Some Holidays Leave Us Refreshed - Others Leave Us Drained
By now you’re probably aware of how important holidays and rest days are for your health, not only will better rest improve your digestion, sleep and state of mind, it allows you time to reconnect to things you enjoy, in turn improving your connection to other people and daily activities.
So why do some holidays leave us feeling drained and unfulfilled? Even with best planning, we can return from a holiday, break away or even just a few days off - feeling no better, and the reasons for this are important to understand because it can help you ensure you don’t fall into the same trap again.

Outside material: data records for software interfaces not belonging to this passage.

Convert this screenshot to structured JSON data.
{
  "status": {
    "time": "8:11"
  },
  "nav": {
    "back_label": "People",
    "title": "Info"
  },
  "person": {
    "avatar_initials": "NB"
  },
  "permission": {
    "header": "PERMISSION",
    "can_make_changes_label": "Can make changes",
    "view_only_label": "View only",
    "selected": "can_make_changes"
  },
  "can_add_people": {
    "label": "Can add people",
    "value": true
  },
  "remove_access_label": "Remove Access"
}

You environment really is the key to your well being. Whilst natural landscapes and open air are vitally important (and if you’ve not read my blog The Natural Healer then I recommend you do so now,) city breaks have refreshing too.
A restorative environment is either a place or situation that allows your mind and body functions to return to normal if they have been over used or under stimulated. In other words, if you have been very stressed, pushed to the limits of your tiredness or had too many demands on your capabilities, there are places you can go that will help you feel better, more refreshed and able to think more clearly
And this idea isn’t new, (you might even be thinking of somewhere you like to go right now) and the first public parks in cities were developed to ‘to give city dwellers a break’. Psychological studies on hospital patient recovery times by Roger Ulrich in 1991 attest to this too, as patients with a window view of nature stayed in hospital for a shorter time and needed less painkillers than those with a window view of a brick wall.
Further studies have concluded that enjoying restorative environments is an automatic, primal response to natural environments and landscapes where the human species first evolved from.
Within the first few seconds of being in a new environment, or mind and body create an emotional response, which will influence all future thoughts and feelings about the place.
So, consider for a moment a time you’ve arrived somewhere new and felt immediately at ease and delighted …… and compare it with a time you’ve been on a holiday where the environment (hotel rooms, cottage, streets) are the similar to where you normally live.
Most people notice a stark contrast between the two, with places that immediately thrilled you leaving you feeling more refreshed.
Also consider for a moment a few days off at home where you remain in the same environment that you’re in day after day, that you already associate with stress and lots of things to do.
Yes, you may relax and switch off a little, but it’s unlikely to improve your energy levels or state of mind.
Essentially, if you’re environment doesn’t change in some way, neither will your thoughts, feelings or emotions.
If you have spent a long time with many demands on you physically and emotionally, and find it increasingly difficult to focus, think clearly or ignore distractions, then you may be experiencing Attentional Fatigue.
For me this is like brain fog and I don’t know what day it is and can’t even string a sentence together!
I’ve found the best way to change this is by paying attention to the Attention Restoration Theory (ART) developed by Kaplan which features four main qualities essential for improving our well being and restoring ourselves.
Whether you’re going away for a holiday, a quick break or just having a few days off for a long weekend, if you can use these four elements as your guidelines or checklist you can and will feel more refreshed and rejuvenated.
Can you bring these elements into everyday life? Of course! Get thinking! Can you:
Sit nearer an open window?
View some art, either a landscape vista or something that intrigues you?
Listen to natural sounds?
Spend 10 minutes doing an activity that purely for enjoyment?
Can you meditate on something/ somewhere you enjoy and change your brain state?
Our feeling of being restored to our true self, restored to our correct energy and concentration levels, depends on an environment that excites and engages us in some way.
It also needs to be different from the kinds of places we associate with stress therefor it's solely up to us to create the change we want to feel.
If you’re finding it hard to cope with stress and ready to relax more, try one of our free Meditation or Relaxation sessions when you opt in to receive updates.
Love & Light Jennifer xx
Kaplan, R., & Kaplan, S. (1989). The experience of nature: A psychological perspective. Cambridge, UK: Cambridge University Press
Ulrich, R.S. (1979) 'Visual landscapes and psychological well-being', Landscape Research, vol. 4, no. 1, pp.17-23